“You have to know what locations produce the most striking photos and you have to be there when the light is good,” DeYoung said. “My advantage is, being a former meteorologist and forecaster, I can predict narrow windows of good light that others are going to miss when they listen to general public forecasts.”
Another thing is access– Many of Alaska’s best locations are not road accessible. Do you have access to a float plane or boat? Utilizing air or water taxis and charters in Alaska is just a way of life. In-state, off road transportation is expensive but necessary for access.
Although a challenge, the lack of access to these great shots adds value to the photography experience as well: Even in the Instagram age, outside of a few very popular bear viewing locations, you won’t find crowds in Alaska. The state’s wide open spaces ensure plenty of wildlife viewing spots and remote adventures for everyone, even as the state’s popularity continues to steadily pick up.
The Realities of Seasonal Affective Disorder
So why isn’t everyone rushing to move to the Last Frontier? There are a few sizable cons to measure on the other hand of the numerous pros.
For DeYoung, the decision to leave was a result of seasonal affective disorder.
“When I moved to Alaska, I didn’t really think [seasonal affective disorder] would affect me,” DeYoung said. “But after so many years there– particularly after I got out of the active duty Air Force and started getting into photography– you realize that you have to address that and deal with it and face it. That’s what forced us to leave was the psychological impact of lack of sunlight that you get up there in the winter.”
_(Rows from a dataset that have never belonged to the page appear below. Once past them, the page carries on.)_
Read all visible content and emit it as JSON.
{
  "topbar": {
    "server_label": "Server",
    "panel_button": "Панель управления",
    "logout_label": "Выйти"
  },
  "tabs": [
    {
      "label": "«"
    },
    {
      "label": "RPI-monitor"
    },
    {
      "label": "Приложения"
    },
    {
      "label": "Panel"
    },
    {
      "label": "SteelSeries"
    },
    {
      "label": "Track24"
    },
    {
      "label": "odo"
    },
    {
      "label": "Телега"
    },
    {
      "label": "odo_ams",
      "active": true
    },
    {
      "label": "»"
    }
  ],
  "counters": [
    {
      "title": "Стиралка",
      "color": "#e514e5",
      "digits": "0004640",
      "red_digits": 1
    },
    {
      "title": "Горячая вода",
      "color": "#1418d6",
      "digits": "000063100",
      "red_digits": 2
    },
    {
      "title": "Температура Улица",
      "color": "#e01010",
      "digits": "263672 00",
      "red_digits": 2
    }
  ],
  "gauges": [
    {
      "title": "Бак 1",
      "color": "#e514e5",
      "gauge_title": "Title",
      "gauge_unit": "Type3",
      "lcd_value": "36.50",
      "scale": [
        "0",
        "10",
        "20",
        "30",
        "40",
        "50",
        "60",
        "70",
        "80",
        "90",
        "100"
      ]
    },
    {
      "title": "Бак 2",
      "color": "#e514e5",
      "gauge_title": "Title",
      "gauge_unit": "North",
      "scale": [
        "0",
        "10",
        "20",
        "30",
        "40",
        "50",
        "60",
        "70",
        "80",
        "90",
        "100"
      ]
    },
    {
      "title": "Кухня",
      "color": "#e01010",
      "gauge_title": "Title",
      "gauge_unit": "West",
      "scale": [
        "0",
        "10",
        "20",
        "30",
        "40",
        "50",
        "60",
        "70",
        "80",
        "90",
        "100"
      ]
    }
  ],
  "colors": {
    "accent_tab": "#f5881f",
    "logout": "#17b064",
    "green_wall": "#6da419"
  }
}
Due to its northern position on the equator, Alaska receives limited sunlight in the winter months, usually about November to January. In Anchorage, the shortest day of the year consists of about five hours of sunlight. Further north in Alaska’s Arctic region, there are even towns that experience 67 days of darkness.
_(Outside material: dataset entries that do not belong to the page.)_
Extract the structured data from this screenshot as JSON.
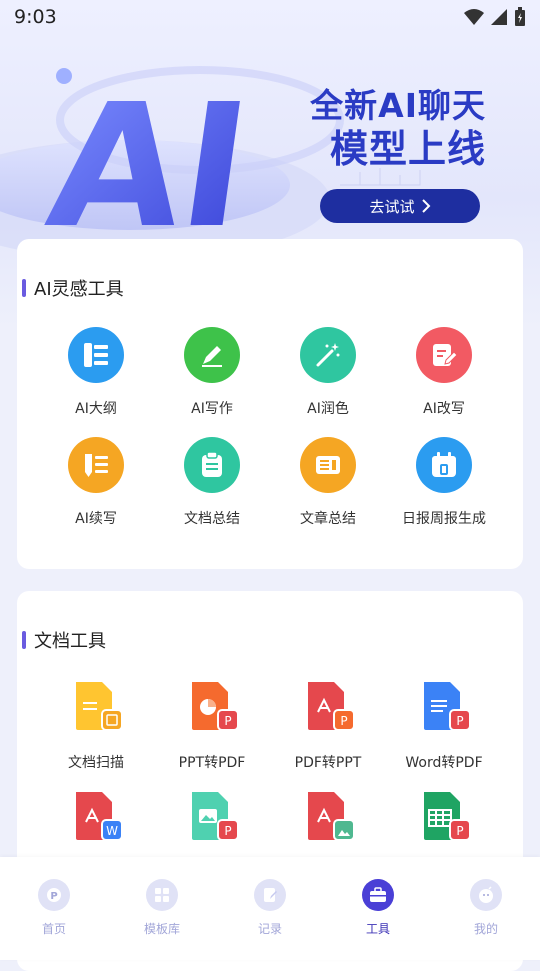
{
  "status": {
    "time": "9:03"
  },
  "banner": {
    "title_line1": "全新AI聊天",
    "title_line2": "模型上线",
    "button_label": "去试试",
    "hero_text": "AI"
  },
  "ai_tools": {
    "heading": "AI灵感工具",
    "items": [
      {
        "label": "AI大纲",
        "icon": "outline-icon",
        "color": "#2b9cf0"
      },
      {
        "label": "AI写作",
        "icon": "pen-icon",
        "color": "#3ec24a"
      },
      {
        "label": "AI润色",
        "icon": "magic-wand-icon",
        "color": "#2fc6a0"
      },
      {
        "label": "AI改写",
        "icon": "edit-doc-icon",
        "color": "#f25a63"
      },
      {
        "label": "AI续写",
        "icon": "continue-write-icon",
        "color": "#f5a623"
      },
      {
        "label": "文档总结",
        "icon": "clipboard-icon",
        "color": "#2fc6a0"
      },
      {
        "label": "文章总结",
        "icon": "article-icon",
        "color": "#f5a623"
      },
      {
        "label": "日报周报生成",
        "icon": "calendar-icon",
        "color": "#2b9cf0"
      }
    ]
  },
  "doc_tools": {
    "heading": "文档工具",
    "items": [
      {
        "label": "文档扫描",
        "icon": "scan-doc-icon"
      },
      {
        "label": "PPT转PDF",
        "icon": "ppt-to-pdf-icon"
      },
      {
        "label": "PDF转PPT",
        "icon": "pdf-to-ppt-icon"
      },
      {
        "label": "Word转PDF",
        "icon": "word-to-pdf-icon"
      },
      {
        "label": "",
        "icon": "pdf-to-word-icon"
      },
      {
        "label": "",
        "icon": "image-to-pdf-icon"
      },
      {
        "label": "",
        "icon": "pdf-to-image-icon"
      },
      {
        "label": "",
        "icon": "excel-to-pdf-icon"
      }
    ]
  },
  "nav": {
    "items": [
      {
        "label": "首页",
        "icon": "home-icon"
      },
      {
        "label": "模板库",
        "icon": "template-icon"
      },
      {
        "label": "记录",
        "icon": "record-icon"
      },
      {
        "label": "工具",
        "icon": "toolbox-icon",
        "active": true
      },
      {
        "label": "我的",
        "icon": "profile-icon"
      }
    ]
  }
}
Although no longer living in Alaska, DeYoung’s days of adventure photography are far from behind him. Today, Michael and Lauri run their travel and adventure photography team from their 100 percent solar-powered home in Taos, New Mexico. They still return to Alaska every year, sometimes even in winter, to lead photography workshops, tours and their own backcountry adventures.
Interested in your own Alaskan adventure? Check out these sample itineraries in Alaska: